Take the 2-minute tour ×
Super User is a question and answer site for computer enthusiasts and power users. It's 100% free, no registration required.

My Dad suggests you are not supposed to keep anything that produces static electricity nearby your computer. Why would this be advised?

If true, which things produce static electricity? How far should I keep them away? What are the other computer resources that can be affected?

share|improve this question

3 Answers 3

up vote 15 down vote accepted

Sorry, but your Dad is probably being a bit too careful.

You're never going to kill a computer with static by touching its keyboard, mouse, or case.

Static damage does not affect well designed, modern electronics devices (including computers). Perhaps in the 80's - but not now.

Since my Degree in Electronics Engineering, I've killed probably 30 Integrated Circuit (IC) chips by unintentionally zapping them with rogue static charge on my fingers. However, once chips are mounted on a well designed board, the ground plane helps to make the entire circuit more robust, and the case helps to protect the entire product. In addition, IC manufacturers have been getting steadily better since the 70s at adding internal static protection circuits to avoid this very problem.

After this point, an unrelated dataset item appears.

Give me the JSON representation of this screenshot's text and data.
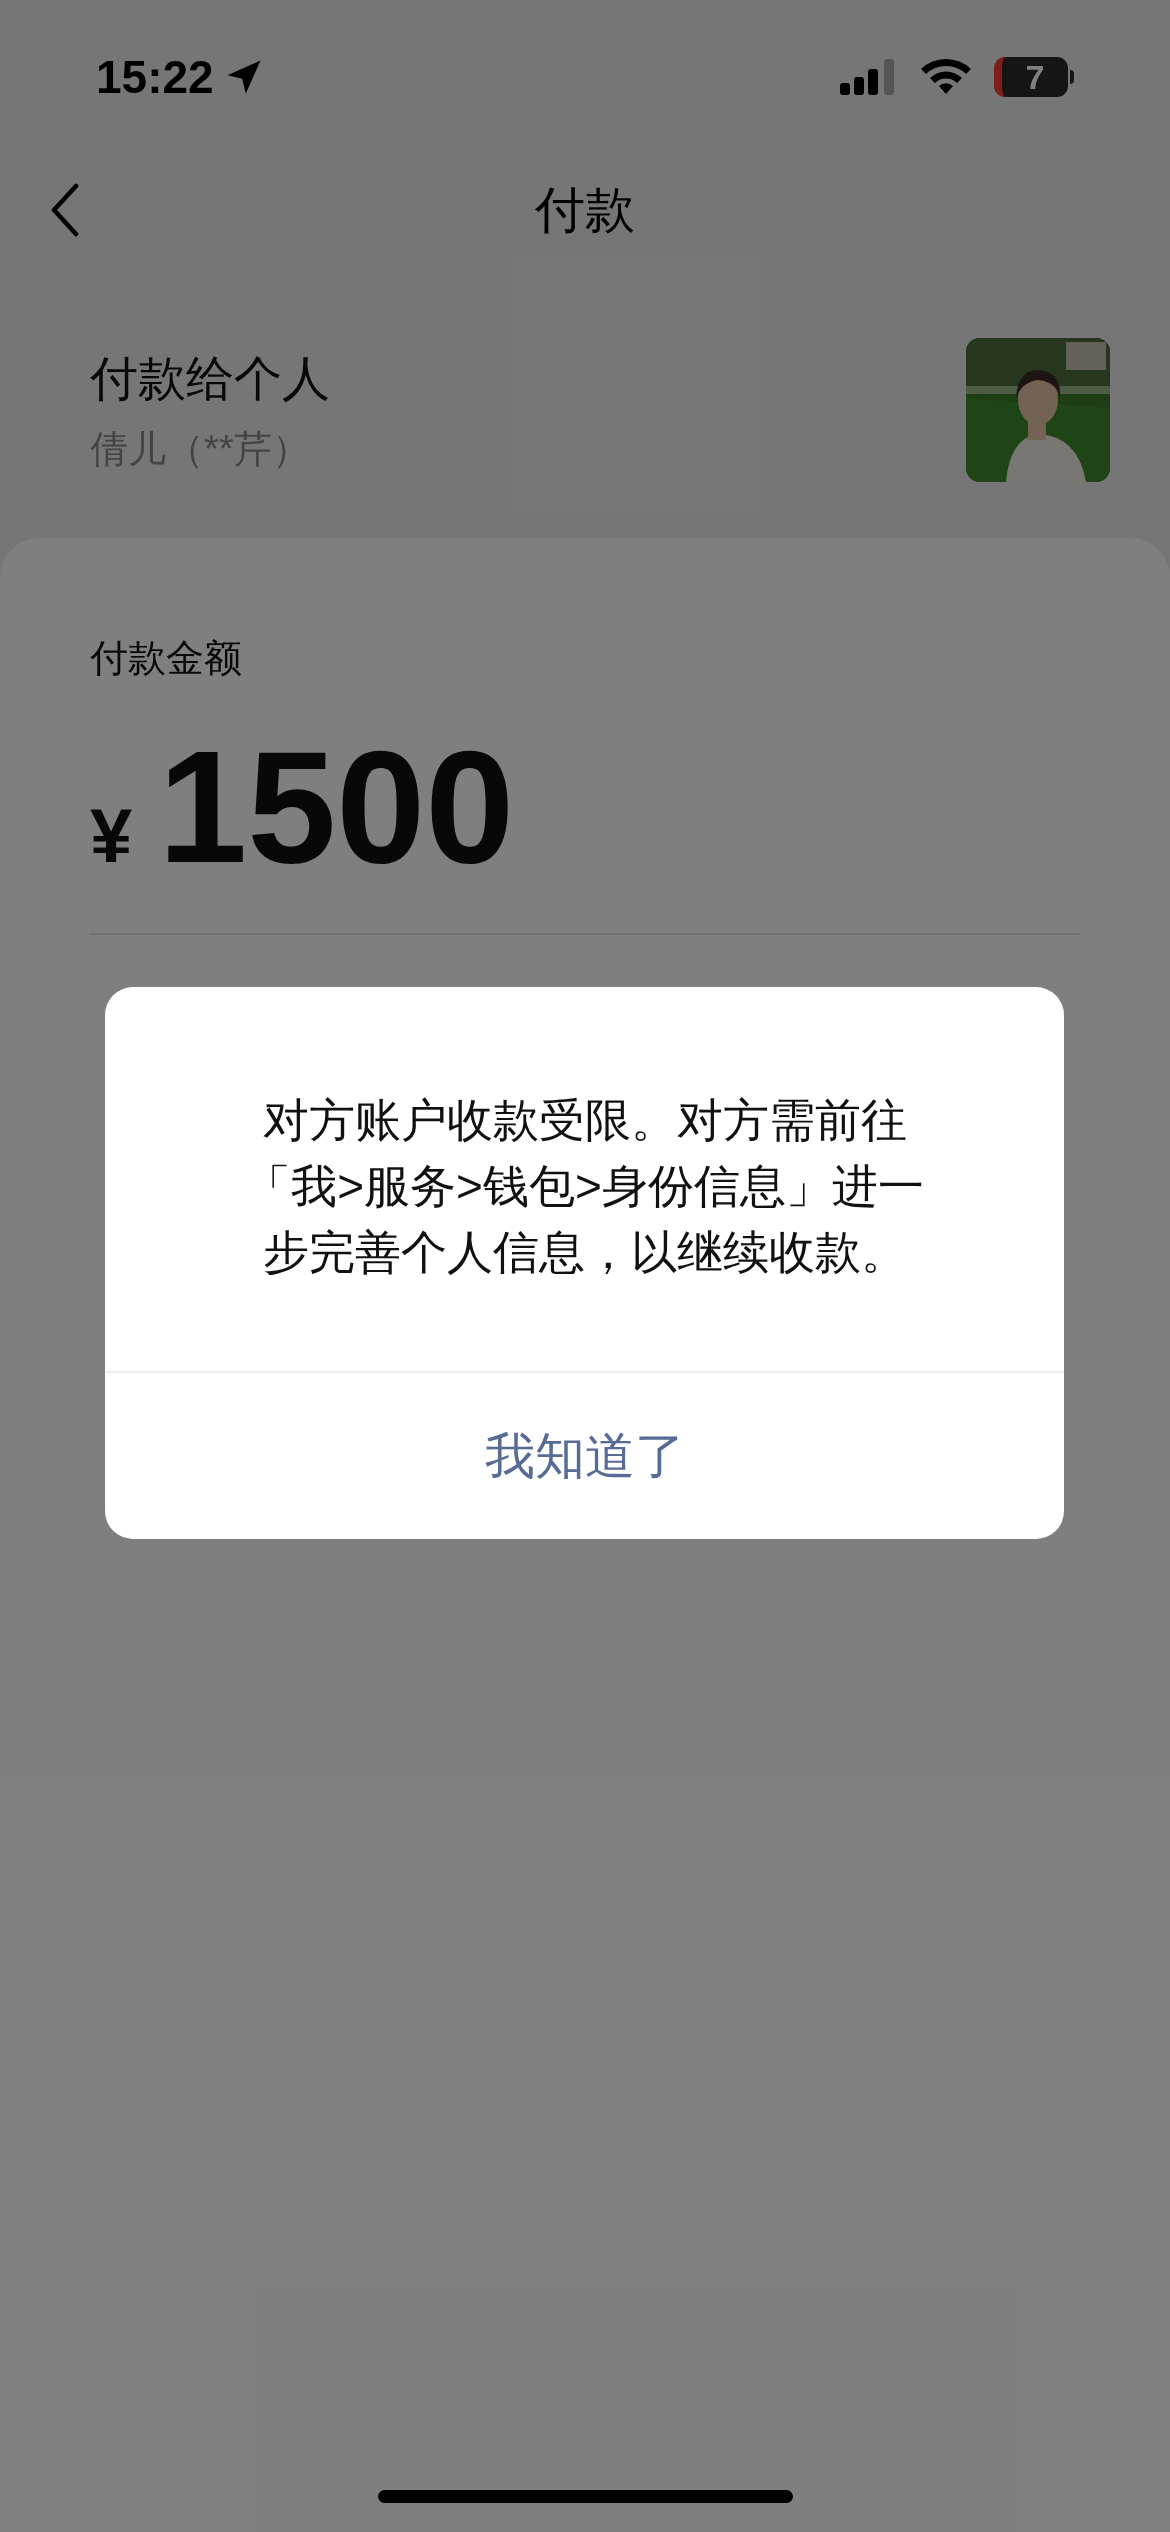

Bottom line:

  • You can ignore static damage if you're a home computer user. Modern electronic devices are so well designed that its not a problem any more (although it was up to the 80s).
  • You must take care to avoid static damage if you're an electronics manufacturer, home electronics hobbyist (e.g. soldering ICs to a board), are installing computer parts (especially RAM or hard drives), or you are doing something super critical like installing a pace maker.
share|improve this answer
    
Hm... I don't think you meant to make this a Community Wiki answer. –  Hello71 Aug 28 '10 at 14:57
2  
@Hello it was triggered due to 11 edits by the OP –  Sathya Aug 28 '10 at 21:09
    
This answer is accurate as long as the OP does not open the computer's case. The standards required to sell an electronic device in the EU require it to be tested against electrostatic discharge to connectors and metal pieces that are exposed when the housing is assembled. Most equipment sold in the US is tested to both the US and EU standards (among others). Once the cover is open, all bets are off. As long as there is not a 100KV Tesla coil or Van De Graf generator next to your computer it is probably fine -- until you open it to add memory or other upgrades. Then be careful. –  wrdieter Sep 14 '13 at 2:42

Generic eHow articles and How to Prevent Static Electricity Damage to Electronic Devices.

Static electricity can disable or even destroy your mouse, keyboard, printer, fax machine, even your computer's circuit boards (and all your data along with them).

Paranoia Alert: this sentence is probably an exaggeration -- check details by Gravitas.

Another thing to remember is that the usual method of cleaning and wiping surfaces is to rub with a dry cloth. The usual kind of surface (plastic, glass) and material of wipe in use can promote static charging very quickly.
You can wipe a surface clean and end up wiping the electronics under it to death -- ok, that's an exaggeration :-)

Update: I agree with Gravitas on the count of 'well designed and modern devices'.
The fear of static discharge affecting electronics should be limited to conditions when you have opened up such hardware and would get your fingers or other tools close to the components.

I almost deleted my answer in retrospect. But, I guess its good to keep it around for context.

share|improve this answer
2  
Rubbish. Perhaps in the 80's, but not now. Most modern electronics devices are so well designed they do not suffer from static sensitivity. You're never going to hurt a computer by touching its keyboard, mouse or case. I should know - I've designed electronic devices on a professional level for the past 12 years. See my full answer. –  Contango Aug 28 '10 at 11:36
1  
@Gravitas, +1, well said, I completely agree :-). –  nik Aug 28 '10 at 11:50
    
+1, thanks for the support –  Contango Aug 28 '10 at 14:06

Static can be discharge through any electronic devices (well, any conducting object).

When it does discharge it does so at a large voltage, and it's this high voltage that can potentially cause damage to sensitive components (such as most of the innards of your computer).

If you think this seems a little unlikely that it can cause damage, remember that lightening (as in the storm based variety) is the same discharge effect - just on a larger scale.

share|improve this answer
    
Rubbish. Perhaps in the 80's, but not now. Most modern electronics devices are so well designed they do not suffer from static sensitivity. You're never going to hurt a computer by touching its keyboard, mouse or case. I should know - I've designed electronic devices on a professional level for the past 12 years. See my full answer. –  Contango Aug 28 '10 at 11:34
    
@Gravitas - Fair enough, from your answer you're clearly more knowledgeable on the topic, and you get my support on your answer as it looks like it's what the OP needed to know. But, I didn't mention keyboards, mice or cases; I indicate sensitive components and the inside of a computer. –  DMA57361 Aug 28 '10 at 16:11

Your Answer

 
discard

By posting your answer, you agree to the privacy policy and terms of service.

Not the answer you're looking for? Browse other questions tagged or ask your own question.